In one stroke, it would give NATO control over almost the entire coast of the Baltic Sea, more than double the alliance’s land border with Russia, and keep NATO guards within hours’ drive north of St. Petersburg.
In the weeks since Russia threatened retaliation against the plan, Putin has come down sharply this week, saying in a speech Monday that Russia has “no problem” with Finland or Sweden and that their NATO membership would not be a problem unless the alliance has more troops there. Or sent weapons.
The surrender of Steelwork in Mariupol will allow Putin to claim a rare victory in a campaign that would otherwise have failed. In recent weeks, Russian forces have abandoned areas around Kharkiv, Ukraine’s second-largest city, and are now retreating at the fastest rate since they were driven out of northern and Kiev’s environment in late March.
Nonetheless, Moscow continues its main offensive, seeking to occupy more territory in the Donbas region of southeastern Ukraine, which it has been supporting since 2014, claiming to be a separatist.

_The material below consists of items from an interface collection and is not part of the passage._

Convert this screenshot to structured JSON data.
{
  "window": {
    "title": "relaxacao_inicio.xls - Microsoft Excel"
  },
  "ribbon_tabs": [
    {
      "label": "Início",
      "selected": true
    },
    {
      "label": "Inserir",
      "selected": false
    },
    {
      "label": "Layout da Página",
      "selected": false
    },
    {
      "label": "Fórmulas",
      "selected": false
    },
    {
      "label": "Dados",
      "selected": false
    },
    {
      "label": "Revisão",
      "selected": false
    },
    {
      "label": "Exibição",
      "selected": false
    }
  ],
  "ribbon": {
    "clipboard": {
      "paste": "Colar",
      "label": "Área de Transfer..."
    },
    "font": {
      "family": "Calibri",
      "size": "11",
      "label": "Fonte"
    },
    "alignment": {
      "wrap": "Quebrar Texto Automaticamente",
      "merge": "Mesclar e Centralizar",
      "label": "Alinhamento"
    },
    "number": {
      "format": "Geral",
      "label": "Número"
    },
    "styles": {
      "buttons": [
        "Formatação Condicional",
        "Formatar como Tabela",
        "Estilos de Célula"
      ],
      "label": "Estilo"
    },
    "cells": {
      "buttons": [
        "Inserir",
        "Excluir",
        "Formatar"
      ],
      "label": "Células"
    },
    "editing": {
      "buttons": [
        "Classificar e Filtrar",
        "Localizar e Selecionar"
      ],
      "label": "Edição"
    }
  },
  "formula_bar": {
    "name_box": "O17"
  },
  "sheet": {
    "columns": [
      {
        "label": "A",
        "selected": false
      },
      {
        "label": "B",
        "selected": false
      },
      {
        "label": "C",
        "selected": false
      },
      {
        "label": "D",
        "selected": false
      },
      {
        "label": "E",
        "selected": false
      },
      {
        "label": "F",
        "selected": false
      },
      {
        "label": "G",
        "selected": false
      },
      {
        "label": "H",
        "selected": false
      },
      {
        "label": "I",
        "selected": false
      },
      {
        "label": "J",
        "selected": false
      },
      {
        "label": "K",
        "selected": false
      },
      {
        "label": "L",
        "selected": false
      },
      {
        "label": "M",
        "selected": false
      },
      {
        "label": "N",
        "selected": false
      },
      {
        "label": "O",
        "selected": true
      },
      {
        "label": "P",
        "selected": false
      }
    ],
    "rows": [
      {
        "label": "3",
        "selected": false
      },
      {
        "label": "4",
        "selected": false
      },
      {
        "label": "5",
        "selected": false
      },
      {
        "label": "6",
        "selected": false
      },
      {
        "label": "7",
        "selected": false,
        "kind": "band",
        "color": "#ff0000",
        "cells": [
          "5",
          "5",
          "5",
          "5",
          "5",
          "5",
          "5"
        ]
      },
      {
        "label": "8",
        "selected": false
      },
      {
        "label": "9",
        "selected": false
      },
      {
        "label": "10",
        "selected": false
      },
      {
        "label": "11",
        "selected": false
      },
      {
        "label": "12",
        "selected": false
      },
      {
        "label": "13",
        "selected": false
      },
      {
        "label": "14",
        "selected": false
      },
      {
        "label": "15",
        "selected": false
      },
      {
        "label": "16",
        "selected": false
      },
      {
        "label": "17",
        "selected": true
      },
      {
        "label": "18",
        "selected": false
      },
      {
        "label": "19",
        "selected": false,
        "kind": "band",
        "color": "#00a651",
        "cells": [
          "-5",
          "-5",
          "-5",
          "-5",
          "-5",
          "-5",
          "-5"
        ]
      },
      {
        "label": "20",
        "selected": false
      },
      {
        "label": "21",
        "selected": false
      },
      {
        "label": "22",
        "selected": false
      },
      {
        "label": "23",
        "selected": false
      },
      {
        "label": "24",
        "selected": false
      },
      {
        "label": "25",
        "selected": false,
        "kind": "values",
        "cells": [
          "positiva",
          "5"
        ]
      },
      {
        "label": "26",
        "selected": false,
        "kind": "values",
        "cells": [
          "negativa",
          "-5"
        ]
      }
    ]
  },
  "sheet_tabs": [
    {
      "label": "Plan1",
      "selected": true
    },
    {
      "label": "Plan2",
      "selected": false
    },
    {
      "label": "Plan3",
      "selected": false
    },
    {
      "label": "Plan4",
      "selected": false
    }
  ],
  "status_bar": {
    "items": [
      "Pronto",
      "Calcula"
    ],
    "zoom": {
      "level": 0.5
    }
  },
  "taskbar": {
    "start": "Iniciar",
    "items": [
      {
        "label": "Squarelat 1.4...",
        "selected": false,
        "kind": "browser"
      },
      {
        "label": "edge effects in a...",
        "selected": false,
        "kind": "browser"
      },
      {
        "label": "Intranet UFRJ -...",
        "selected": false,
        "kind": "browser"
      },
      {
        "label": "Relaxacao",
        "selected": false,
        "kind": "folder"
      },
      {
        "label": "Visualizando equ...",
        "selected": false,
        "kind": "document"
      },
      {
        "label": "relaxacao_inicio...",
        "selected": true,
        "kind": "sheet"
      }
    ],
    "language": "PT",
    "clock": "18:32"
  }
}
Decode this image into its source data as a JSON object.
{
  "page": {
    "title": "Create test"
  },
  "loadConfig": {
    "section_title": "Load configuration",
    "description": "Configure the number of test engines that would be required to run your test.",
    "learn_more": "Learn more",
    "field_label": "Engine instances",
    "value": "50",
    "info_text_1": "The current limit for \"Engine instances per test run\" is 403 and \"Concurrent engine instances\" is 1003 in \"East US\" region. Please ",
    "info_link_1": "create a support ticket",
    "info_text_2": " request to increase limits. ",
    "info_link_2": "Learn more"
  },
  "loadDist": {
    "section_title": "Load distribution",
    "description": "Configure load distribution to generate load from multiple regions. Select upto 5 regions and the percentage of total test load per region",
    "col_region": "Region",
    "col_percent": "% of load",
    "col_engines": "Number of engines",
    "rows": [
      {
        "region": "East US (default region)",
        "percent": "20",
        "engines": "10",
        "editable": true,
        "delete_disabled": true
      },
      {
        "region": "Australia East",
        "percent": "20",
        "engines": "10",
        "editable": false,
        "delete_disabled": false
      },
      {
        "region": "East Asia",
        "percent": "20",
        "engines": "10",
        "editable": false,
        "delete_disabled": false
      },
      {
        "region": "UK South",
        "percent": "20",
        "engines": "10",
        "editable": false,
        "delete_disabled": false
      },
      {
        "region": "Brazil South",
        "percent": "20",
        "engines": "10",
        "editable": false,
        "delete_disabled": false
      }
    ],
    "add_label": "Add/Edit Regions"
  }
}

Mariupol, the main port of Donbass, Russia occupies the largest city to date and has given Moscow full control of the Azov Sea and an uninterrupted territory across eastern and southern Ukraine. The blockade was Europe’s deadliest since the wars in Chechnya and the Balkans in the 1990s.
The city’s months-long resistance has become a global symbol of Ukraine’s refusal to bear fruit against its more advanced-armed enemy, while its almost complete destruction has demonstrated the strategy of setting fire to Russia’s population centers.
Russia, Which denies targeting civilians, Insisting that it was not willing to exchange any captives in advance for Azvastal defenders. Many fighters belong to the Azov Regiment, a Ukrainian unit originating as a far-right militia, which Russia describes as Nazi and responsible for abusing Russian speakers.
“I did not know that there are so many ways to convey a single message in English: #AzovNazis have surrendered unconditionally,” tweeted Russia’s Deputy Ambassador to the UN Dmitry Polyansky.
Russia’s state-owned TASS news agency reported that a Russian committee planned to interrogate the soldiers, which Moscow called “crimes under Ukrainian rule” as part of an investigation.